Anyway, my brother-in-law Jigger heard me complaining one day and basically told me to get my ass back to college and do what I’d always wanted to do – teach. After all, my mom and sister both taught for over 30-years each and loved it. Both were amazing teachers. Anyway, to my first wife’s credit she took a job and I went back to school (after I graduated and got a teaching job she did the same).

From that point on I never looked back. From the day I stepped foot in that junior high classroom at Greenfield McClain in the late summer of 1984 I’ve never dreamed of doing anything else. Hell, at some of my other jobs I’d go days without laughing. For the last 30-years I’ve never made it to the front door, let alone my classroom, without some kid cracking me up. What can I say? I love kids. They’re idiots. Some say that’s why I relate to them, and who am I to argue?

I know this is a little irrational and sort of makes no sense, but I actually hate it when I hear a teacher talk about “going to work” or “getting off at 3:00”. Too me it’s just not a job in the literal sense. Whenever I hear a teacher speak of “going to work” I always think, “Huh? Are you remodeling a kitchen or something? Putting in a fence row? Laying some asphalt?” But that’s just me. Because of this I always say “going to school” rather than “work.” And I never “got off.” I just went home.

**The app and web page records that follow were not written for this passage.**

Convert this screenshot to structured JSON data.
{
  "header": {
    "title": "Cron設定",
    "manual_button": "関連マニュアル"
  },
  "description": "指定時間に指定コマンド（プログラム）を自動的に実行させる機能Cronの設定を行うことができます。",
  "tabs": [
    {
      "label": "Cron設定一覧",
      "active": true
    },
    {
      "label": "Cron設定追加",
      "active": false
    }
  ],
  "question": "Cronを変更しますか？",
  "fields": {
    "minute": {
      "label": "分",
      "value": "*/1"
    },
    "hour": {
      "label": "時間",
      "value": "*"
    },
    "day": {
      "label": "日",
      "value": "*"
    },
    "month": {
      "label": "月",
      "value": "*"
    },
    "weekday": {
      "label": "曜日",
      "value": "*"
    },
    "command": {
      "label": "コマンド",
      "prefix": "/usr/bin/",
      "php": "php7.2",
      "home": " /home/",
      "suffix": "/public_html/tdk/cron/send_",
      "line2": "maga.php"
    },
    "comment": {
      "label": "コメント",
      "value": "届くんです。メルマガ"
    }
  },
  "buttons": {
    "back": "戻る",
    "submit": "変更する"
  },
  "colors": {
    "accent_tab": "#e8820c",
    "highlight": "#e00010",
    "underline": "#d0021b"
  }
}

Remember a few years ago when Senate Bill 5 was up for vote? Remember there was a bit of a backlash against teachers? I think complaining about returning to school after 3-months off contributes a little to that type of thinking. What do you think the average person working in a factory, laying blacktop in 95 degree weather, or guarding convicted murderers 12-months a year with a 2-week vacation feels when they hear you complaining about going back to school after your summer break? I know everyone has a choice about what they do for a living, but I’m pretty sure they don’t give a rat’s ass about your schedule.

I know and understand the normal person doesn’t comprehend the problems we face as teachers. We’re the most underpaid and underappreciated professionals in the world, I get that. The expectations are sky high. The average person doesn’t see that our salary is for 9-months spread over 12-months and we’re not actually paid for doing nothing in the summer. They don’t see the after-school work we put in or the paperwork and pressure of state testing that is put upon us, and the crap we put up with a few irrational parents. Still, a lot of people would kill for our jobs. You know why? Because even considering the negatives I mentioned, the positives more than outweigh them. By a lot. The rewards earned by a teacher are something the average person will never get to receive. It’s something unique and special, something to be cherished.

I know that sounds corny and sappy, but when a former student tells me on social media or in person that I inspired them in some small way it makes me feel good. Really, really good. You see, I can still drive by one of those houses I helped build and it’s a nice feeling. But when a 33-year old soldier tells me I changed his life forever back in the 6th grade, well, you just can’t put a price on that, now can you? Again, it may sound silly but if that was the only kid I helped it in my career it would be worth it, right? For that reason alone I feel so very lucky to have taught for the past 30-years.

Imagine you could start over and choose a new profession. Anything you like, maybe own your own business, something where you’d make a boatload of money. Would you do it? Would you start over doing something else? Lord knows I’d change a million things regarding my personal life, but when it comes to teaching I honestly wouldn’t change a thing.

I can’t imagine doing anything else.